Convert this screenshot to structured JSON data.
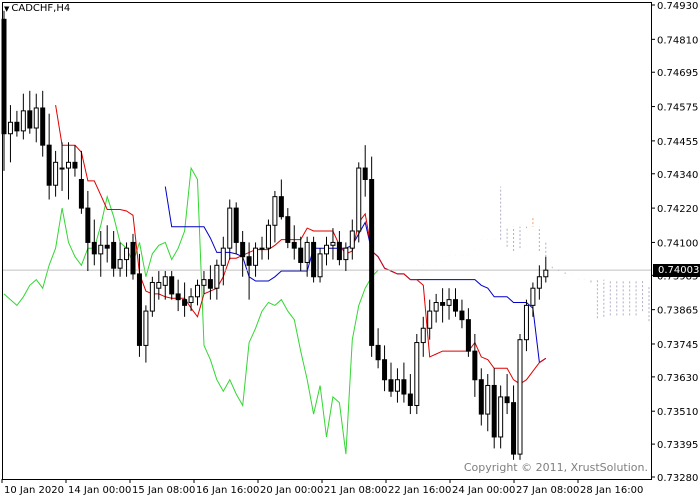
{
  "chart": {
    "symbol": "CADCHF,H4",
    "copyright": "Copyright © 2011, XrustSolution.",
    "current_price": "0.74003"
  },
  "colors": {
    "bull_candle": "#ffffff",
    "bear_candle": "#000000",
    "tenkan": "#e00000",
    "kijun": "#0000c8",
    "chikou": "#33d633",
    "kumo_a": "#f4a06c",
    "kumo_b": "#b0b0c8",
    "price_line": "#c0c0c0"
  },
  "chart_data": {
    "type": "candlestick",
    "title": "CADCHF,H4",
    "y_axis_labels": [
      "0.74930",
      "0.74810",
      "0.74695",
      "0.74575",
      "0.74455",
      "0.74340",
      "0.74220",
      "0.74100",
      "0.73985",
      "0.73865",
      "0.73745",
      "0.73630",
      "0.73510",
      "0.73395",
      "0.73280"
    ],
    "x_axis_labels": [
      "10 Jan 2020",
      "14 Jan 00:00",
      "15 Jan 08:00",
      "16 Jan 16:00",
      "20 Jan 00:00",
      "21 Jan 08:00",
      "22 Jan 16:00",
      "24 Jan 00:00",
      "27 Jan 08:00",
      "28 Jan 16:00"
    ],
    "ylim": [
      0.7328,
      0.7493
    ],
    "current_price": 0.74003,
    "candles": [
      [
        0.7488,
        0.7491,
        0.7435,
        0.7448
      ],
      [
        0.7448,
        0.7458,
        0.7438,
        0.7452
      ],
      [
        0.7452,
        0.7456,
        0.7447,
        0.7449
      ],
      [
        0.7449,
        0.7462,
        0.7446,
        0.7456
      ],
      [
        0.7456,
        0.7463,
        0.7448,
        0.745
      ],
      [
        0.745,
        0.7462,
        0.7445,
        0.7457
      ],
      [
        0.7457,
        0.7463,
        0.744,
        0.7444
      ],
      [
        0.7444,
        0.7455,
        0.7425,
        0.743
      ],
      [
        0.743,
        0.7442,
        0.7426,
        0.7438
      ],
      [
        0.7436,
        0.7445,
        0.7428,
        0.7436
      ],
      [
        0.7436,
        0.7445,
        0.7425,
        0.7438
      ],
      [
        0.7438,
        0.7444,
        0.7433,
        0.7436
      ],
      [
        0.7432,
        0.7442,
        0.742,
        0.7422
      ],
      [
        0.7422,
        0.7428,
        0.74,
        0.741
      ],
      [
        0.741,
        0.7418,
        0.7402,
        0.7406
      ],
      [
        0.7406,
        0.7414,
        0.7398,
        0.7409
      ],
      [
        0.7409,
        0.7416,
        0.7403,
        0.7408
      ],
      [
        0.741,
        0.7414,
        0.7398,
        0.7401
      ],
      [
        0.7401,
        0.741,
        0.7398,
        0.7404
      ],
      [
        0.7404,
        0.741,
        0.7398,
        0.7408
      ],
      [
        0.741,
        0.7413,
        0.7397,
        0.7399
      ],
      [
        0.7399,
        0.7406,
        0.737,
        0.7374
      ],
      [
        0.7374,
        0.7388,
        0.7368,
        0.7386
      ],
      [
        0.7386,
        0.7398,
        0.7384,
        0.7396
      ],
      [
        0.7394,
        0.74,
        0.739,
        0.7396
      ],
      [
        0.7395,
        0.74,
        0.739,
        0.7398
      ],
      [
        0.7398,
        0.74,
        0.739,
        0.7392
      ],
      [
        0.7392,
        0.7397,
        0.7386,
        0.739
      ],
      [
        0.739,
        0.7396,
        0.7384,
        0.7388
      ],
      [
        0.7389,
        0.7394,
        0.7386,
        0.7391
      ],
      [
        0.7391,
        0.7397,
        0.7388,
        0.7395
      ],
      [
        0.7395,
        0.74,
        0.7392,
        0.7397
      ],
      [
        0.7397,
        0.7402,
        0.739,
        0.7394
      ],
      [
        0.7394,
        0.7404,
        0.739,
        0.7402
      ],
      [
        0.7402,
        0.7412,
        0.7395,
        0.7408
      ],
      [
        0.7408,
        0.7425,
        0.7404,
        0.7422
      ],
      [
        0.7422,
        0.7424,
        0.7406,
        0.741
      ],
      [
        0.741,
        0.7414,
        0.7398,
        0.7405
      ],
      [
        0.7405,
        0.741,
        0.739,
        0.7402
      ],
      [
        0.7402,
        0.741,
        0.7398,
        0.7408
      ],
      [
        0.7408,
        0.7412,
        0.7404,
        0.7408
      ],
      [
        0.7408,
        0.7418,
        0.7404,
        0.7416
      ],
      [
        0.7416,
        0.7428,
        0.741,
        0.7426
      ],
      [
        0.7426,
        0.7432,
        0.7418,
        0.7419
      ],
      [
        0.7419,
        0.7422,
        0.7408,
        0.741
      ],
      [
        0.741,
        0.7416,
        0.7404,
        0.7408
      ],
      [
        0.7408,
        0.7412,
        0.74,
        0.7403
      ],
      [
        0.7403,
        0.7412,
        0.7398,
        0.741
      ],
      [
        0.741,
        0.7412,
        0.7396,
        0.7398
      ],
      [
        0.7398,
        0.7408,
        0.7396,
        0.7406
      ],
      [
        0.7406,
        0.7412,
        0.7402,
        0.7409
      ],
      [
        0.7409,
        0.7415,
        0.7404,
        0.741
      ],
      [
        0.741,
        0.7414,
        0.7402,
        0.7404
      ],
      [
        0.7404,
        0.741,
        0.74,
        0.7408
      ],
      [
        0.7408,
        0.7418,
        0.7404,
        0.7414
      ],
      [
        0.7414,
        0.7438,
        0.741,
        0.7436
      ],
      [
        0.7436,
        0.7444,
        0.7426,
        0.7432
      ],
      [
        0.7432,
        0.744,
        0.737,
        0.7374
      ],
      [
        0.7374,
        0.738,
        0.7366,
        0.7369
      ],
      [
        0.7369,
        0.7374,
        0.7358,
        0.7362
      ],
      [
        0.7362,
        0.7368,
        0.7356,
        0.7358
      ],
      [
        0.7358,
        0.7366,
        0.7354,
        0.7362
      ],
      [
        0.7362,
        0.7368,
        0.7354,
        0.7357
      ],
      [
        0.7357,
        0.7364,
        0.735,
        0.7353
      ],
      [
        0.7353,
        0.7378,
        0.735,
        0.7375
      ],
      [
        0.7375,
        0.7384,
        0.737,
        0.738
      ],
      [
        0.738,
        0.739,
        0.7376,
        0.7386
      ],
      [
        0.7386,
        0.7392,
        0.7382,
        0.7389
      ],
      [
        0.7389,
        0.7394,
        0.7382,
        0.7388
      ],
      [
        0.7388,
        0.7394,
        0.7383,
        0.739
      ],
      [
        0.739,
        0.7394,
        0.7384,
        0.7386
      ],
      [
        0.7386,
        0.739,
        0.738,
        0.7383
      ],
      [
        0.7383,
        0.7387,
        0.737,
        0.7372
      ],
      [
        0.7372,
        0.7378,
        0.7356,
        0.7362
      ],
      [
        0.7362,
        0.7366,
        0.7346,
        0.735
      ],
      [
        0.735,
        0.7364,
        0.7344,
        0.736
      ],
      [
        0.736,
        0.7366,
        0.7338,
        0.7342
      ],
      [
        0.7342,
        0.736,
        0.7338,
        0.7356
      ],
      [
        0.7356,
        0.7364,
        0.735,
        0.7354
      ],
      [
        0.7354,
        0.736,
        0.7334,
        0.7336
      ],
      [
        0.7336,
        0.7378,
        0.7334,
        0.7376
      ],
      [
        0.7376,
        0.739,
        0.7372,
        0.7388
      ],
      [
        0.7388,
        0.7396,
        0.7384,
        0.7394
      ],
      [
        0.7394,
        0.7402,
        0.739,
        0.7398
      ],
      [
        0.7398,
        0.7405,
        0.7396,
        0.74003
      ]
    ]
  }
}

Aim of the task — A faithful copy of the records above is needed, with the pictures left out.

Response for this exercise —
Convert this screenshot to structured JSON data.
{
  "chart": {
    "symbol": "CADCHF,H4",
    "copyright": "Copyright © 2011, XrustSolution.",
    "current_price": "0.74003"
  },
  "colors": {
    "bull_candle": "#ffffff",
    "bear_candle": "#000000",
    "tenkan": "#e00000",
    "kijun": "#0000c8",
    "chikou": "#33d633",
    "kumo_a": "#f4a06c",
    "kumo_b": "#b0b0c8",
    "price_line": "#c0c0c0"
  },
  "chart_data": {
    "type": "candlestick",
    "title": "CADCHF,H4",
    "y_axis_labels": [
      "0.74930",
      "0.74810",
      "0.74695",
      "0.74575",
      "0.74455",
      "0.74340",
      "0.74220",
      "0.74100",
      "0.73985",
      "0.73865",
      "0.73745",
      "0.73630",
      "0.73510",
      "0.73395",
      "0.73280"
    ],
    "x_axis_labels": [
      "10 Jan 2020",
      "14 Jan 00:00",
      "15 Jan 08:00",
      "16 Jan 16:00",
      "20 Jan 00:00",
      "21 Jan 08:00",
      "22 Jan 16:00",
      "24 Jan 00:00",
      "27 Jan 08:00",
      "28 Jan 16:00"
    ],
    "ylim": [
      0.7328,
      0.7493
    ],
    "current_price": 0.74003,
    "candles": [
      [
        0.7488,
        0.7491,
        0.7435,
        0.7448
      ],
      [
        0.7448,
        0.7458,
        0.7438,
        0.7452
      ],
      [
        0.7452,
        0.7456,
        0.7447,
        0.7449
      ],
      [
        0.7449,
        0.7462,
        0.7446,
        0.7456
      ],
      [
        0.7456,
        0.7463,
        0.7448,
        0.745
      ],
      [
        0.745,
        0.7462,
        0.7445,
        0.7457
      ],
      [
        0.7457,
        0.7463,
        0.744,
        0.7444
      ],
      [
        0.7444,
        0.7455,
        0.7425,
        0.743
      ],
      [
        0.743,
        0.7442,
        0.7426,
        0.7438
      ],
      [
        0.7436,
        0.7445,
        0.7428,
        0.7436
      ],
      [
        0.7436,
        0.7445,
        0.7425,
        0.7438
      ],
      [
        0.7438,
        0.7444,
        0.7433,
        0.7436
      ],
      [
        0.7432,
        0.7442,
        0.742,
        0.7422
      ],
      [
        0.7422,
        0.7428,
        0.74,
        0.741
      ],
      [
        0.741,
        0.7418,
        0.7402,
        0.7406
      ],
      [
        0.7406,
        0.7414,
        0.7398,
        0.7409
      ],
      [
        0.7409,
        0.7416,
        0.7403,
        0.7408
      ],
      [
        0.741,
        0.7414,
        0.7398,
        0.7401
      ],
      [
        0.7401,
        0.741,
        0.7398,
        0.7404
      ],
      [
        0.7404,
        0.741,
        0.7398,
        0.7408
      ],
      [
        0.741,
        0.7413,
        0.7397,
        0.7399
      ],
      [
        0.7399,
        0.7406,
        0.737,
        0.7374
      ],
      [
        0.7374,
        0.7388,
        0.7368,
        0.7386
      ],
      [
        0.7386,
        0.7398,
        0.7384,
        0.7396
      ],
      [
        0.7394,
        0.74,
        0.739,
        0.7396
      ],
      [
        0.7395,
        0.74,
        0.739,
        0.7398
      ],
      [
        0.7398,
        0.74,
        0.739,
        0.7392
      ],
      [
        0.7392,
        0.7397,
        0.7386,
        0.739
      ],
      [
        0.739,
        0.7396,
        0.7384,
        0.7388
      ],
      [
        0.7389,
        0.7394,
        0.7386,
        0.7391
      ],
      [
        0.7391,
        0.7397,
        0.7388,
        0.7395
      ],
      [
        0.7395,
        0.74,
        0.7392,
        0.7397
      ],
      [
        0.7397,
        0.7402,
        0.739,
        0.7394
      ],
      [
        0.7394,
        0.7404,
        0.739,
        0.7402
      ],
      [
        0.7402,
        0.7412,
        0.7395,
        0.7408
      ],
      [
        0.7408,
        0.7425,
        0.7404,
        0.7422
      ],
      [
        0.7422,
        0.7424,
        0.7406,
        0.741
      ],
      [
        0.741,
        0.7414,
        0.7398,
        0.7405
      ],
      [
        0.7405,
        0.741,
        0.739,
        0.7402
      ],
      [
        0.7402,
        0.741,
        0.7398,
        0.7408
      ],
      [
        0.7408,
        0.7412,
        0.7404,
        0.7408
      ],
      [
        0.7408,
        0.7418,
        0.7404,
        0.7416
      ],
      [
        0.7416,
        0.7428,
        0.741,
        0.7426
      ],
      [
        0.7426,
        0.7432,
        0.7418,
        0.7419
      ],
      [
        0.7419,
        0.7422,
        0.7408,
        0.741
      ],
      [
        0.741,
        0.7416,
        0.7404,
        0.7408
      ],
      [
        0.7408,
        0.7412,
        0.74,
        0.7403
      ],
      [
        0.7403,
        0.7412,
        0.7398,
        0.741
      ],
      [
        0.741,
        0.7412,
        0.7396,
        0.7398
      ],
      [
        0.7398,
        0.7408,
        0.7396,
        0.7406
      ],
      [
        0.7406,
        0.7412,
        0.7402,
        0.7409
      ],
      [
        0.7409,
        0.7415,
        0.7404,
        0.741
      ],
      [
        0.741,
        0.7414,
        0.7402,
        0.7404
      ],
      [
        0.7404,
        0.741,
        0.74,
        0.7408
      ],
      [
        0.7408,
        0.7418,
        0.7404,
        0.7414
      ],
      [
        0.7414,
        0.7438,
        0.741,
        0.7436
      ],
      [
        0.7436,
        0.7444,
        0.7426,
        0.7432
      ],
      [
        0.7432,
        0.744,
        0.737,
        0.7374
      ],
      [
        0.7374,
        0.738,
        0.7366,
        0.7369
      ],
      [
        0.7369,
        0.7374,
        0.7358,
        0.7362
      ],
      [
        0.7362,
        0.7368,
        0.7356,
        0.7358
      ],
      [
        0.7358,
        0.7366,
        0.7354,
        0.7362
      ],
      [
        0.7362,
        0.7368,
        0.7354,
        0.7357
      ],
      [
        0.7357,
        0.7364,
        0.735,
        0.7353
      ],
      [
        0.7353,
        0.7378,
        0.735,
        0.7375
      ],
      [
        0.7375,
        0.7384,
        0.737,
        0.738
      ],
      [
        0.738,
        0.739,
        0.7376,
        0.7386
      ],
      [
        0.7386,
        0.7392,
        0.7382,
        0.7389
      ],
      [
        0.7389,
        0.7394,
        0.7382,
        0.7388
      ],
      [
        0.7388,
        0.7394,
        0.7383,
        0.739
      ],
      [
        0.739,
        0.7394,
        0.7384,
        0.7386
      ],
      [
        0.7386,
        0.739,
        0.738,
        0.7383
      ],
      [
        0.7383,
        0.7387,
        0.737,
        0.7372
      ],
      [
        0.7372,
        0.7378,
        0.7356,
        0.7362
      ],
      [
        0.7362,
        0.7366,
        0.7346,
        0.735
      ],
      [
        0.735,
        0.7364,
        0.7344,
        0.736
      ],
      [
        0.736,
        0.7366,
        0.7338,
        0.7342
      ],
      [
        0.7342,
        0.736,
        0.7338,
        0.7356
      ],
      [
        0.7356,
        0.7364,
        0.735,
        0.7354
      ],
      [
        0.7354,
        0.736,
        0.7334,
        0.7336
      ],
      [
        0.7336,
        0.7378,
        0.7334,
        0.7376
      ],
      [
        0.7376,
        0.739,
        0.7372,
        0.7388
      ],
      [
        0.7388,
        0.7396,
        0.7384,
        0.7394
      ],
      [
        0.7394,
        0.7402,
        0.739,
        0.7398
      ],
      [
        0.7398,
        0.7405,
        0.7396,
        0.74003
      ]
    ]
  }
}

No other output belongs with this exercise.